### SOURCE RECORDS:
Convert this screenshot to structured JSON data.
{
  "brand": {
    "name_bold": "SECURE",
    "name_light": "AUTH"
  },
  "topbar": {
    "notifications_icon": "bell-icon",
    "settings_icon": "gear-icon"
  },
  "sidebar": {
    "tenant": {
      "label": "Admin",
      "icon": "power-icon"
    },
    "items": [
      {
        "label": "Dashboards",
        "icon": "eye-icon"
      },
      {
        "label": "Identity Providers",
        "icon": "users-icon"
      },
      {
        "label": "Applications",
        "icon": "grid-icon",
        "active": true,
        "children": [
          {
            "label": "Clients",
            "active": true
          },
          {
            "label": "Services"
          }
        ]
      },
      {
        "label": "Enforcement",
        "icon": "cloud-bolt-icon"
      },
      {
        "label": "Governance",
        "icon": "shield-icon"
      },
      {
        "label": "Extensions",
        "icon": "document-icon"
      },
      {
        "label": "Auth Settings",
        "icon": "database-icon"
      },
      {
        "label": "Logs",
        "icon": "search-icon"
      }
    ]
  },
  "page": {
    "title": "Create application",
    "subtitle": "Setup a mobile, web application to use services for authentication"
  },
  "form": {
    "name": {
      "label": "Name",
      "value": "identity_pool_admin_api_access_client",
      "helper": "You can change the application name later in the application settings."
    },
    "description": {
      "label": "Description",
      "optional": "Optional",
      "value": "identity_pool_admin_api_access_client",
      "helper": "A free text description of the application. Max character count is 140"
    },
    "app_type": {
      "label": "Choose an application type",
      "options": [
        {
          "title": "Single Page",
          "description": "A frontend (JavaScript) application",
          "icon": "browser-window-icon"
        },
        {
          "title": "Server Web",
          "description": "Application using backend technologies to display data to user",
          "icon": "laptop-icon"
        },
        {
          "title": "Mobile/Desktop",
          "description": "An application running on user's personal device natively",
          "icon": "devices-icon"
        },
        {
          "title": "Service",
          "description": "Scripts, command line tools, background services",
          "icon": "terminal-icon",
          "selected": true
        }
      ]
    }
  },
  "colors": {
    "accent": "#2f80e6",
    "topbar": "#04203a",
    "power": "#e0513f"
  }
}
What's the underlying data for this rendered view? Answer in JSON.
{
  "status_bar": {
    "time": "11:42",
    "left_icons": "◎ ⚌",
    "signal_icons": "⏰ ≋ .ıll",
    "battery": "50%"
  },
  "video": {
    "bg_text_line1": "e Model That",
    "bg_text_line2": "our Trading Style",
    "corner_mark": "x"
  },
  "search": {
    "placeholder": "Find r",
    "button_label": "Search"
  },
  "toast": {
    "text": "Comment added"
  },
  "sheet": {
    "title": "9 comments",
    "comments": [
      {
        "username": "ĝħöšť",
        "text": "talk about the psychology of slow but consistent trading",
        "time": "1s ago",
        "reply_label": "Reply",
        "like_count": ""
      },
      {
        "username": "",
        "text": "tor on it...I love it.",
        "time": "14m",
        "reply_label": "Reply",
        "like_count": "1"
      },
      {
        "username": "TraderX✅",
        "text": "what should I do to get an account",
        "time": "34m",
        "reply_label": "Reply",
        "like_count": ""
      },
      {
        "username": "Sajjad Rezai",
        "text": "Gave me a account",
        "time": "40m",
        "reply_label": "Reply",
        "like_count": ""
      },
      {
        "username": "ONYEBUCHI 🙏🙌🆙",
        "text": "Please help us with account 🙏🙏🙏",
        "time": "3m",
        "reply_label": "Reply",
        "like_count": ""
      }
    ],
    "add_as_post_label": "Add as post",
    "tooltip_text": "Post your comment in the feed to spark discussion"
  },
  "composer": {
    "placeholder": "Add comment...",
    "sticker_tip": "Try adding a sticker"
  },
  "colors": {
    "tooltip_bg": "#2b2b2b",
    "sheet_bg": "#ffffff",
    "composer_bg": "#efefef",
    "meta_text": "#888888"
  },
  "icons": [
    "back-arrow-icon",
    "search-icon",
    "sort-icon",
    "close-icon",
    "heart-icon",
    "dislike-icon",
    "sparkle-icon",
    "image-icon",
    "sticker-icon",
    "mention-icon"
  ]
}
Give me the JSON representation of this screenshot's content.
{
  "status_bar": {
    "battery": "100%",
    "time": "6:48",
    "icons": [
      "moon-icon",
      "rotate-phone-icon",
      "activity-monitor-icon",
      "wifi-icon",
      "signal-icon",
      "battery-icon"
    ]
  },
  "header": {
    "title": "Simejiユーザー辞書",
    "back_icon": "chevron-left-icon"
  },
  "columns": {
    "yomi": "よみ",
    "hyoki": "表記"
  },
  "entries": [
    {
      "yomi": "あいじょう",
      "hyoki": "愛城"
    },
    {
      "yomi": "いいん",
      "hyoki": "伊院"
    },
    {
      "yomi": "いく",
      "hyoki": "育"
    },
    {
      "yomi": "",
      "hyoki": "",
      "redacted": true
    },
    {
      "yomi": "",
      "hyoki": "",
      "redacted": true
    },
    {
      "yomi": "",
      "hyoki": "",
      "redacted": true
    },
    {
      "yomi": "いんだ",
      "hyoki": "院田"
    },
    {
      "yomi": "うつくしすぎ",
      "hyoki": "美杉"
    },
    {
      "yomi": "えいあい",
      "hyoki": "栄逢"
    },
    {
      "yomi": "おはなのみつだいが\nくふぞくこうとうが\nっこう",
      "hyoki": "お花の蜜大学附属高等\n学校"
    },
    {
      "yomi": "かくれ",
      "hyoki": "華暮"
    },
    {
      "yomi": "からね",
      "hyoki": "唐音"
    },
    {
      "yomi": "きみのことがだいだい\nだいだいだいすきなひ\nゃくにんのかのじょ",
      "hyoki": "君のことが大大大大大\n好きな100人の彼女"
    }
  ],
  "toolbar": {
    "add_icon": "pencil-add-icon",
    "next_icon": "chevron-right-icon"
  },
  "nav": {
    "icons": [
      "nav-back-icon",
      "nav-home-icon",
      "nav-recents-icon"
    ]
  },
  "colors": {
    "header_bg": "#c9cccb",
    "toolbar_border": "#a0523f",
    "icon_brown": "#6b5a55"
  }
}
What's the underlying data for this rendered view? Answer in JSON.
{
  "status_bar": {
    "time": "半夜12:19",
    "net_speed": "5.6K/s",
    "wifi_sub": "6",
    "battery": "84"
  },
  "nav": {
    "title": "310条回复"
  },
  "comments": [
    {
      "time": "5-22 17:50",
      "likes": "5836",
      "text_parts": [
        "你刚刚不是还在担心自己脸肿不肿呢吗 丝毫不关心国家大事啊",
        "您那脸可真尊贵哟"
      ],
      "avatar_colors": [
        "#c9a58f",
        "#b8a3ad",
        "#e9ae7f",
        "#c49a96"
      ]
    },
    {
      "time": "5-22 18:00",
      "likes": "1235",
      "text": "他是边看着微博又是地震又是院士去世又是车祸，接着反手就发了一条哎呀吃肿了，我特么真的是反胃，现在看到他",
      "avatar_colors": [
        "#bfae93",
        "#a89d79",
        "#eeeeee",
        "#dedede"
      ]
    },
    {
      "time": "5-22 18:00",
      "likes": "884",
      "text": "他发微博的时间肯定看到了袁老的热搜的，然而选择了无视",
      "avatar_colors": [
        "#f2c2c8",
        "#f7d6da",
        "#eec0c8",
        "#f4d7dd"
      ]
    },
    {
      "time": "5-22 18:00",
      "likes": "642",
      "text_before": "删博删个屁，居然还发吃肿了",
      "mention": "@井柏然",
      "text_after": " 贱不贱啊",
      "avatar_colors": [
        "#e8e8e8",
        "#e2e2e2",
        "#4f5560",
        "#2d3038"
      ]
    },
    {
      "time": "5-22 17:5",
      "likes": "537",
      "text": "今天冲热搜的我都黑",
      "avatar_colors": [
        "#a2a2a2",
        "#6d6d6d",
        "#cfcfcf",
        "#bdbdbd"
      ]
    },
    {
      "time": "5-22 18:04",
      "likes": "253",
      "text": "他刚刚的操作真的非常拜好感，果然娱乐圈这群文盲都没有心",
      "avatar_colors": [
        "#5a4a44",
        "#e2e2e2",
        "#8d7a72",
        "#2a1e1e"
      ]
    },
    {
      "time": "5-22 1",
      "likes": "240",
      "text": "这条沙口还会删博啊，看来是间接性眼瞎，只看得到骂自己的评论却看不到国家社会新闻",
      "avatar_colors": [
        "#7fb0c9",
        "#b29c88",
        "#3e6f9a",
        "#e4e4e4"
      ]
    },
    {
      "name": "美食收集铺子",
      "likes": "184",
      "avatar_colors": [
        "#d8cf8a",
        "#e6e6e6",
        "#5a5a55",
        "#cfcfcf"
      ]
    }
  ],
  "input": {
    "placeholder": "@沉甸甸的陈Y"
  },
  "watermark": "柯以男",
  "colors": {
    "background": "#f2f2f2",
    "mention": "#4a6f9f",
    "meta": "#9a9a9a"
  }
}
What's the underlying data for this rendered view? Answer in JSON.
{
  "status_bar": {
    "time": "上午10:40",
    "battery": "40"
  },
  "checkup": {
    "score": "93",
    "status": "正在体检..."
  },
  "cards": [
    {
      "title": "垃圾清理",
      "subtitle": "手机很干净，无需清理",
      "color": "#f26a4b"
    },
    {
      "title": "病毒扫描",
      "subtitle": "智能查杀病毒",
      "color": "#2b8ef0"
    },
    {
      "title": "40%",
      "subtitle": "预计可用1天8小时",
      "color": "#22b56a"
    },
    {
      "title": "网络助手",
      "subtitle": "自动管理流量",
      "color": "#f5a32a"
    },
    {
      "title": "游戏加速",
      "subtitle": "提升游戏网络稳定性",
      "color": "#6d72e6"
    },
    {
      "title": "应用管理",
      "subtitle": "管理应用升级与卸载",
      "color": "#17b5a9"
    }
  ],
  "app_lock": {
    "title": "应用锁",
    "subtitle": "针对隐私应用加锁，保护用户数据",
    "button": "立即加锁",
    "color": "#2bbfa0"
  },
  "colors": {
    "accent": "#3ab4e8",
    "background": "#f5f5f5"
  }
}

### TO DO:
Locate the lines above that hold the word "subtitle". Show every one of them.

### RESULT:
    "subtitle": "Setup a mobile, web application to use services for authentication"
      "subtitle": "手机很干净，无需清理",
      "subtitle": "智能查杀病毒",
      "subtitle": "预计可用1天8小时",
      "subtitle": "自动管理流量",
      "subtitle": "提升游戏网络稳定性",
      "subtitle": "管理应用升级与卸载",
    "subtitle": "针对隐私应用加锁，保护用户数据",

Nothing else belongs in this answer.